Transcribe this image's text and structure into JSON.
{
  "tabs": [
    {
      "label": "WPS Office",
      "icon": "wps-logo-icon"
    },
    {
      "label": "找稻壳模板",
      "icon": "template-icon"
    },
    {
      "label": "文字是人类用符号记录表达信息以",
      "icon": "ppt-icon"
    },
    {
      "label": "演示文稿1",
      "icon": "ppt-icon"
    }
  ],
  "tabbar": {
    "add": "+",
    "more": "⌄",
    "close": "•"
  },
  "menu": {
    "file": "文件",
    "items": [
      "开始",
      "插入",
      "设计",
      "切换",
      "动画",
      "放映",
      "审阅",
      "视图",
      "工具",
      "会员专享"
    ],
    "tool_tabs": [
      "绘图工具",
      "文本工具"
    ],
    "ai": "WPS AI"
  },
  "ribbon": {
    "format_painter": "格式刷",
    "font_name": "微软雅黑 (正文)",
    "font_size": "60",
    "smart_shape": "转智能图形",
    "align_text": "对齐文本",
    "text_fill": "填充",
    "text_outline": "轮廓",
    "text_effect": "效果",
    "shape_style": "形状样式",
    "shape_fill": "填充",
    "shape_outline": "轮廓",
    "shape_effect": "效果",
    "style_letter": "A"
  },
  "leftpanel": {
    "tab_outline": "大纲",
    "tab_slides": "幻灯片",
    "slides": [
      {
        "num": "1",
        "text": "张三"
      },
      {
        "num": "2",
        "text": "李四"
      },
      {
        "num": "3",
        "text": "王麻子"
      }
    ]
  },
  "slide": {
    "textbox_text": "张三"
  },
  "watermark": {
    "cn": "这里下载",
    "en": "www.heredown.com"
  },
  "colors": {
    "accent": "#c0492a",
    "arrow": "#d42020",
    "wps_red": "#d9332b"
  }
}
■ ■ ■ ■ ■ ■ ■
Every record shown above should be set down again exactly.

Transcribe this image's text and structure into JSON.
{
  "tabs": [
    {
      "label": "WPS Office",
      "icon": "wps-logo-icon"
    },
    {
      "label": "找稻壳模板",
      "icon": "template-icon"
    },
    {
      "label": "文字是人类用符号记录表达信息以",
      "icon": "ppt-icon"
    },
    {
      "label": "演示文稿1",
      "icon": "ppt-icon"
    }
  ],
  "tabbar": {
    "add": "+",
    "more": "⌄",
    "close": "•"
  },
  "menu": {
    "file": "文件",
    "items": [
      "开始",
      "插入",
      "设计",
      "切换",
      "动画",
      "放映",
      "审阅",
      "视图",
      "工具",
      "会员专享"
    ],
    "tool_tabs": [
      "绘图工具",
      "文本工具"
    ],
    "ai": "WPS AI"
  },
  "ribbon": {
    "format_painter": "格式刷",
    "font_name": "微软雅黑 (正文)",
    "font_size": "60",
    "smart_shape": "转智能图形",
    "align_text": "对齐文本",
    "text_fill": "填充",
    "text_outline": "轮廓",
    "text_effect": "效果",
    "shape_style": "形状样式",
    "shape_fill": "填充",
    "shape_outline": "轮廓",
    "shape_effect": "效果",
    "style_letter": "A"
  },
  "leftpanel": {
    "tab_outline": "大纲",
    "tab_slides": "幻灯片",
    "slides": [
      {
        "num": "1",
        "text": "张三"
      },
      {
        "num": "2",
        "text": "李四"
      },
      {
        "num": "3",
        "text": "王麻子"
      }
    ]
  },
  "slide": {
    "textbox_text": "张三"
  },
  "watermark": {
    "cn": "这里下载",
    "en": "www.heredown.com"
  },
  "colors": {
    "accent": "#c0492a",
    "arrow": "#d42020",
    "wps_red": "#d9332b"
  }
}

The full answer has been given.